U.S. Rep. John Lewis has an advanced form of pancreatic cancer, he announced in a Dec. 29 press release.

“I have been in some kind of fight – for freedom, equality, basic human rights – for nearly my entire life. I have never faced a fight quite like the one I have now,” said the Atlanta Democrat, whose 5th Congressional District includes part of southern Buckhead.

U.S. Rep. John Lewis. (Special)

Lewis, 79, was among the leading figures in the 1960s Civil Rights movement. He has held the Congressional seat since 1987.

Gov. Brian Kemp quickly responded on social media, saying, “John Lewis has always been a fighter and I know he will approach this challenge the same way: with passion, grit, and determination.” Kemp said he and his family will join “millions of people” in praying for Lewis and Lewis’s family.

U.S. Sen. David Perdue (R-Ga.) and his wife Bonnie offered support on social media as well.

“John Lewis is a warrior,” said Perdue. “If there’s anyone who can beat this, it’s him. Bonnie and I join the entire nation in praying for his strength in the days ahead.”

Atlanta Mayor Keisha Lance Bottoms issued a written statement of support.

“John Lewis is a national treasure and the embodiment of the spirit of Atlanta,” said Bottoms. “He has spent his entire life on the front lines of the fight for equality, peace and justice. As he now takes on his next fight, as a community of faith, we stand in agreement with him, believing that God is still on the throne, and that healing and restoration are on the horizon.”

The following is Lewis’s full statement from his press release:

“I have been in some kind of fight – for freedom, equality, basic human rights – for nearly my entire life. I have never faced a fight quite like the one I have now.

“This month in a routine medical visit, and subsequent tests, doctors discovered Stage IV pancreatic cancer. This diagnosis has been reconfirmed.

“While I am clear-eyed about the prognosis, doctors have told me that recent medical advances have made this type of cancer treatable in many cases, that treatment options are no longer as debilitating as they once were, and that I have a fighting chance.

“So I have decided to do what I know to do and do what I have always done: I am going to fight it and keep fighting for the Beloved Community. We still have many bridges to cross.

“To my constituents: being your representative in Congress is the honor of a lifetime.
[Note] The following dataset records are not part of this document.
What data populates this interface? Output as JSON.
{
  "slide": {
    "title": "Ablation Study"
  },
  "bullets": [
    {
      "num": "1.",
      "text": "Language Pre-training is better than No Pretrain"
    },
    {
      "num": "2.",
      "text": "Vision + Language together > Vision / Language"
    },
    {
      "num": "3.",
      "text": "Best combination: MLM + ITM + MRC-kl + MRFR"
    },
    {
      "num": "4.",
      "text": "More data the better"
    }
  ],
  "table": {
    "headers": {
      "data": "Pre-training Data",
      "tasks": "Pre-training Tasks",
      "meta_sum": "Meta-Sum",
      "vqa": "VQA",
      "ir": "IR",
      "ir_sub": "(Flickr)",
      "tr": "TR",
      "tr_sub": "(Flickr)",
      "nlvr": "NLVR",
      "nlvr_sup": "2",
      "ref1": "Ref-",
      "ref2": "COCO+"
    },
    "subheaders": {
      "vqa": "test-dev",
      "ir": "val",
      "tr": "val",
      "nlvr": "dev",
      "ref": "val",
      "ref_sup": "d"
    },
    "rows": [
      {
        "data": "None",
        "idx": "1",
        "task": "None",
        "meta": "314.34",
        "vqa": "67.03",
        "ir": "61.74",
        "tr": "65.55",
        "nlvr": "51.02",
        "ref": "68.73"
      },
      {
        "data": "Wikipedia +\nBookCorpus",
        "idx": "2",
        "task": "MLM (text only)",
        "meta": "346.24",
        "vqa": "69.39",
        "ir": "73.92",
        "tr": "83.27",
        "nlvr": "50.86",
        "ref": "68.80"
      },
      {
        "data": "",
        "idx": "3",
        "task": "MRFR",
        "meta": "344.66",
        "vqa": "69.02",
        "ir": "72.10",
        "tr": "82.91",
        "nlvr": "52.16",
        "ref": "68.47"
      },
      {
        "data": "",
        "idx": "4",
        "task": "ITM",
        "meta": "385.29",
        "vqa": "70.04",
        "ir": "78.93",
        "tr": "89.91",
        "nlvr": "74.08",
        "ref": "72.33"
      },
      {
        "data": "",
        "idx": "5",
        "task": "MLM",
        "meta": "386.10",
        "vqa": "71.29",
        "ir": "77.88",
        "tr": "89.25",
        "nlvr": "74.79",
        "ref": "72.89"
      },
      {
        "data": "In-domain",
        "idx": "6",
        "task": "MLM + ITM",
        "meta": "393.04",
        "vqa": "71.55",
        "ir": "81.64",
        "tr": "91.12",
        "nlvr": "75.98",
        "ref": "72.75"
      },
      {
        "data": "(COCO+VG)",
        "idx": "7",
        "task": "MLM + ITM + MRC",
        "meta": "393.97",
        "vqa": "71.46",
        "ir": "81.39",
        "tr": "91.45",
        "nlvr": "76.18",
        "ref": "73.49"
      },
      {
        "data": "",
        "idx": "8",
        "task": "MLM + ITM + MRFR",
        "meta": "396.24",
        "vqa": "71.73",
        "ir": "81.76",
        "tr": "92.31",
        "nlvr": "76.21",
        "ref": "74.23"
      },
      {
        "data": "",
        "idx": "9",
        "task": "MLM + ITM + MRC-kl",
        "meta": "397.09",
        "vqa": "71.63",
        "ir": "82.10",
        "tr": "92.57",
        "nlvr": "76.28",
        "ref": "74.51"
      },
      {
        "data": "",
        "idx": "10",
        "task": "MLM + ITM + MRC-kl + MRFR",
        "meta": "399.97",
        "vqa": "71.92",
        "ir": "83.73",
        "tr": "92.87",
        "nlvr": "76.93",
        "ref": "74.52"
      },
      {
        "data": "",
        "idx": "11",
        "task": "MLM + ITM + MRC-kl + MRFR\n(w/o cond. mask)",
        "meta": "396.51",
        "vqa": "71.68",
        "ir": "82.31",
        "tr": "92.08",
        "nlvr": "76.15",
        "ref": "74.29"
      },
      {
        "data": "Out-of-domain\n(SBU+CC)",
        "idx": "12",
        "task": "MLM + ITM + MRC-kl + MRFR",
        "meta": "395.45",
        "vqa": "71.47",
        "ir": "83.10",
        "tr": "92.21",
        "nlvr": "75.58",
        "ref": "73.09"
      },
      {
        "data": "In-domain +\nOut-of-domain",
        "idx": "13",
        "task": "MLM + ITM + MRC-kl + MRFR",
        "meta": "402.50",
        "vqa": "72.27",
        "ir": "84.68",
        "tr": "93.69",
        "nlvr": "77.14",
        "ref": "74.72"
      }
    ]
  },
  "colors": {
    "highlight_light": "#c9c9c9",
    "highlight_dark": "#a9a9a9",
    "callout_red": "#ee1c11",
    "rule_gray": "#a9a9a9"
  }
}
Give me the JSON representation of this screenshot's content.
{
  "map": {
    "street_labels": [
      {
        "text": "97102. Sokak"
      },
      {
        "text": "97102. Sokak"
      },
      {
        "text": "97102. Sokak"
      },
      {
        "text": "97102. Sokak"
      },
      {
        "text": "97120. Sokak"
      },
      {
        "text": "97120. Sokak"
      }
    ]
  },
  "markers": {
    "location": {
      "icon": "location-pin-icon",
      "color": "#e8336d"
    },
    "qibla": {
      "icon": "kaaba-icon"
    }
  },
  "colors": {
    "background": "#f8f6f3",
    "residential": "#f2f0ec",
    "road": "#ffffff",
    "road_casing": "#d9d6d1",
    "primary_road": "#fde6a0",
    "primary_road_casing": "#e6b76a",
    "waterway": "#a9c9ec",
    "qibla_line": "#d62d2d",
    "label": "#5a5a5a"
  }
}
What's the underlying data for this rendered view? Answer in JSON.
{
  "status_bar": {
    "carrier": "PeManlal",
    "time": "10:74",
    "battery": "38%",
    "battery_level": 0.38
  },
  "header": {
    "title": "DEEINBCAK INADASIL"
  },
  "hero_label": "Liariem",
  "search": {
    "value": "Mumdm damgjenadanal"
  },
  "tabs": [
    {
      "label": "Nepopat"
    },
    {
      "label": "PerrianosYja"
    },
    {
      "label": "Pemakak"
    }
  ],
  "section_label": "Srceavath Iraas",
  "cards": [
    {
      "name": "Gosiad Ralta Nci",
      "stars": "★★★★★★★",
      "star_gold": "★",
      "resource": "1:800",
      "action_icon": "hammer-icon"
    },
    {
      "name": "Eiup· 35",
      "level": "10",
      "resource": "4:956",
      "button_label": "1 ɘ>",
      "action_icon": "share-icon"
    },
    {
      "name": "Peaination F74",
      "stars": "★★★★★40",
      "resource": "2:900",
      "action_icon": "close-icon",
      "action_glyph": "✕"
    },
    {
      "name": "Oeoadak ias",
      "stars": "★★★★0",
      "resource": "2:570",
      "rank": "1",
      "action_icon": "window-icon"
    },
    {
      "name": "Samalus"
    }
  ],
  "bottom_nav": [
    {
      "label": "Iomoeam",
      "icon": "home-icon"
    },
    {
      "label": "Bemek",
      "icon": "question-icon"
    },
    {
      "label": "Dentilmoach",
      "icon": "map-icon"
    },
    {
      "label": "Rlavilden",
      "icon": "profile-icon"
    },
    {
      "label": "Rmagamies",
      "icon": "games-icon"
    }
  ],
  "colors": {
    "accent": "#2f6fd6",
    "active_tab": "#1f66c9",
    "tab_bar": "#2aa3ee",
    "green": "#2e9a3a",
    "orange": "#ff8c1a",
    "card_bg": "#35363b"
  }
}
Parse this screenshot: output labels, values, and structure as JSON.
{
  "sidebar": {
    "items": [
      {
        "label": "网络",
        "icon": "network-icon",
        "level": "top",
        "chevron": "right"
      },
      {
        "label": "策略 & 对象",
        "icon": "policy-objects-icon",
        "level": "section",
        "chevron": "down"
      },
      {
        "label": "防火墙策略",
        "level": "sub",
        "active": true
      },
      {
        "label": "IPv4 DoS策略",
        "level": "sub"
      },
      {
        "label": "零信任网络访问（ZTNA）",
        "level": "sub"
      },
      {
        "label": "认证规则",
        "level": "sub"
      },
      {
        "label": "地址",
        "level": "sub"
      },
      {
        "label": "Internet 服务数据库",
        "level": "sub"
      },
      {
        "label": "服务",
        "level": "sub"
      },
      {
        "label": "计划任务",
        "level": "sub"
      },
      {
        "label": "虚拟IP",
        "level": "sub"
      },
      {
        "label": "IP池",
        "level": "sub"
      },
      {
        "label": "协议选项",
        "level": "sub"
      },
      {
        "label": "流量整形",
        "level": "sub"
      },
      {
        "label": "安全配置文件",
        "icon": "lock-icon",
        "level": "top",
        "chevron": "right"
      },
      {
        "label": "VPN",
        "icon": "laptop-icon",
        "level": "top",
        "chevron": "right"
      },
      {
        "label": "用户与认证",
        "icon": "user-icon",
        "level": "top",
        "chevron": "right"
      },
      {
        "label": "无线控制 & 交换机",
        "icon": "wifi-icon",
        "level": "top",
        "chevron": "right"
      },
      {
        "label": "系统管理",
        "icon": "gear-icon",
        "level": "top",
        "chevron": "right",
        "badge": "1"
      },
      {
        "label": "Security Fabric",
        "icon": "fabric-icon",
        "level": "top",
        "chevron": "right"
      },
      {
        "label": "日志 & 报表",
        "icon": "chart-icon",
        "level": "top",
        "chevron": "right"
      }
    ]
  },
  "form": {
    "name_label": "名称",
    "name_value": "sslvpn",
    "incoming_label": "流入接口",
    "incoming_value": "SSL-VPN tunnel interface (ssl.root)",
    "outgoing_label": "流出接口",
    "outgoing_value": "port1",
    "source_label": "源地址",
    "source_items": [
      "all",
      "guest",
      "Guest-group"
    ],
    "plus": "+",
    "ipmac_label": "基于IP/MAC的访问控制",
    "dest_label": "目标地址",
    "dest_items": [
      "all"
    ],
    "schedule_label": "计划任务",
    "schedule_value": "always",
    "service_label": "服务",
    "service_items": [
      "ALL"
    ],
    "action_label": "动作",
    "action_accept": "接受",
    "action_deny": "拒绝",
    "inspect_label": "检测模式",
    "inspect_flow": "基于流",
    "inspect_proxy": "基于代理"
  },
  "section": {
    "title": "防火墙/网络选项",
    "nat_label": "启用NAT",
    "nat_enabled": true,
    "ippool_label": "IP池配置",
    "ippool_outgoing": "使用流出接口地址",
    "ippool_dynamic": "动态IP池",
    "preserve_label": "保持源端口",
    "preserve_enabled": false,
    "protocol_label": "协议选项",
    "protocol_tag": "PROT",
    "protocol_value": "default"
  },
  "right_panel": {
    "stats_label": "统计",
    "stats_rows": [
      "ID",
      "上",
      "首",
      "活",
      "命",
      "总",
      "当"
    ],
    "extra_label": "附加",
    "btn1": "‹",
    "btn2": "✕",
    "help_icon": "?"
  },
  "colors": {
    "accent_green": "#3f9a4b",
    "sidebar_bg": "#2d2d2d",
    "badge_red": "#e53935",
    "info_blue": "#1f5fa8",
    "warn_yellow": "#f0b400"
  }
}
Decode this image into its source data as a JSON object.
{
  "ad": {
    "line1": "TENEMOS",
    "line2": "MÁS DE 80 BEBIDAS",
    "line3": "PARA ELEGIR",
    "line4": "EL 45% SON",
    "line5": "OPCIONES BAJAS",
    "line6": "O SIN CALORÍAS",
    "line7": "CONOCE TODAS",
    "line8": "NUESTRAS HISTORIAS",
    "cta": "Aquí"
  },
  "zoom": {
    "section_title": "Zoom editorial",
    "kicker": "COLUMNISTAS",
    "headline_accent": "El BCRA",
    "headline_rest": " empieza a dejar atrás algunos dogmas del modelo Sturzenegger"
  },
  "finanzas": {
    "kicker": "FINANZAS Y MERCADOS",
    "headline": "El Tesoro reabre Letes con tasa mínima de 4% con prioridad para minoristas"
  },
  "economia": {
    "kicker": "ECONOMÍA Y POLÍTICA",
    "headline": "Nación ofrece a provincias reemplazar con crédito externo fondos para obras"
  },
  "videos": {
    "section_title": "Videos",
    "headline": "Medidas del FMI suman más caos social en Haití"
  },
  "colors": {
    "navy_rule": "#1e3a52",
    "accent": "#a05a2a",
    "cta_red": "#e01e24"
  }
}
I will return to Washington in coming days to continue our work and begin my treatment plan, which will occur over the next several weeks. I may miss a few votes during this period, but with God’s grace I will be back on the front lines soon.

“Please keep me in your prayers as I begin this journey.”

Update: This story has been updated with comment from Mayor Keisha Lance Bottoms.